Aside from getting town-spearheaded investments through, Garner’s leaders have generated a reputation of being agile and easy to work with. Cole said the town has worked hard building relationships with various regional organizations and credited leaders like Beasley and town manager Hardin Watkins as well as the town council. Developers have called Garner’s leaders responsive and town planners accessible and straightforward.
Those more interested in residential growth also have read the tea leaves in Garner. Wake County has funding to build a new high school and elementary school in south Garner, and eventually plans to add a middle school. A 336-unit apartment complex is under construction across the street from the Target at White Oak Crossing, and another 236 unit complex has been approved less than a mile east on U.S. 70 from White Oak. Sutton Springs homes have resumed construction in southeast Garner. Others could follow.
Eventually, there’s an upper limit to growth both locally and regionally. But as far as Garner goes, most involved seem to believe the area is growing in such a way that everyone can benefit, and that this current burst is as much about meeting existing market needs as projecting for future growth.

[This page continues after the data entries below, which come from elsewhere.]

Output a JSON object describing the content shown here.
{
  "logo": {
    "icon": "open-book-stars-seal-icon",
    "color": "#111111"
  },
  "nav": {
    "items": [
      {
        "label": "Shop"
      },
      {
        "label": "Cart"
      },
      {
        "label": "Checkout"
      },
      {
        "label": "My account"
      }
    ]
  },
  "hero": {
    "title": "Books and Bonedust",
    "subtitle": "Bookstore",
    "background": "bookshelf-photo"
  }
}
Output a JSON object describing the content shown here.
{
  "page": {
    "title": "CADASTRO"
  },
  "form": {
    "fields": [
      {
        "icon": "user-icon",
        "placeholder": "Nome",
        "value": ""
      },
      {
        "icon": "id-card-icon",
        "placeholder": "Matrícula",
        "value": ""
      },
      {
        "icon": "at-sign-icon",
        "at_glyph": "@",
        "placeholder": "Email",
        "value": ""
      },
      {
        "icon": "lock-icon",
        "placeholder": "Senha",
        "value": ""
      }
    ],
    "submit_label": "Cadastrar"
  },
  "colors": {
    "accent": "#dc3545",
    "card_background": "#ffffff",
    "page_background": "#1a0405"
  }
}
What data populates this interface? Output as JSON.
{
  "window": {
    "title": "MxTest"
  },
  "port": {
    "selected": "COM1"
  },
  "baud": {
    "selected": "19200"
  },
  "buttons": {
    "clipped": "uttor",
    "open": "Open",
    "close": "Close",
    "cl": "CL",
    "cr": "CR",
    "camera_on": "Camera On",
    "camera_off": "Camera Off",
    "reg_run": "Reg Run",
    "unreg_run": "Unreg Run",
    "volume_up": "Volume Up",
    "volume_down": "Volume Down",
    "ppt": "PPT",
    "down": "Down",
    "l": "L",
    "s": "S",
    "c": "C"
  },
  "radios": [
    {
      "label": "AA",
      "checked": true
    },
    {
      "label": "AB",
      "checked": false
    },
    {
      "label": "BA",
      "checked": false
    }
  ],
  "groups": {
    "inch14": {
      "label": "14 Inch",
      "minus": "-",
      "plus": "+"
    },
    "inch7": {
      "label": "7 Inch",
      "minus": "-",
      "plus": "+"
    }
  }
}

“It’s not eating a pie, the pie is going to grow,” Barta said of competition with other retail centers. “Unless people stop moving here, then we’ll have to reassess. But with the vital signs of Raleigh, we’re really confident that this will complement those other areas.”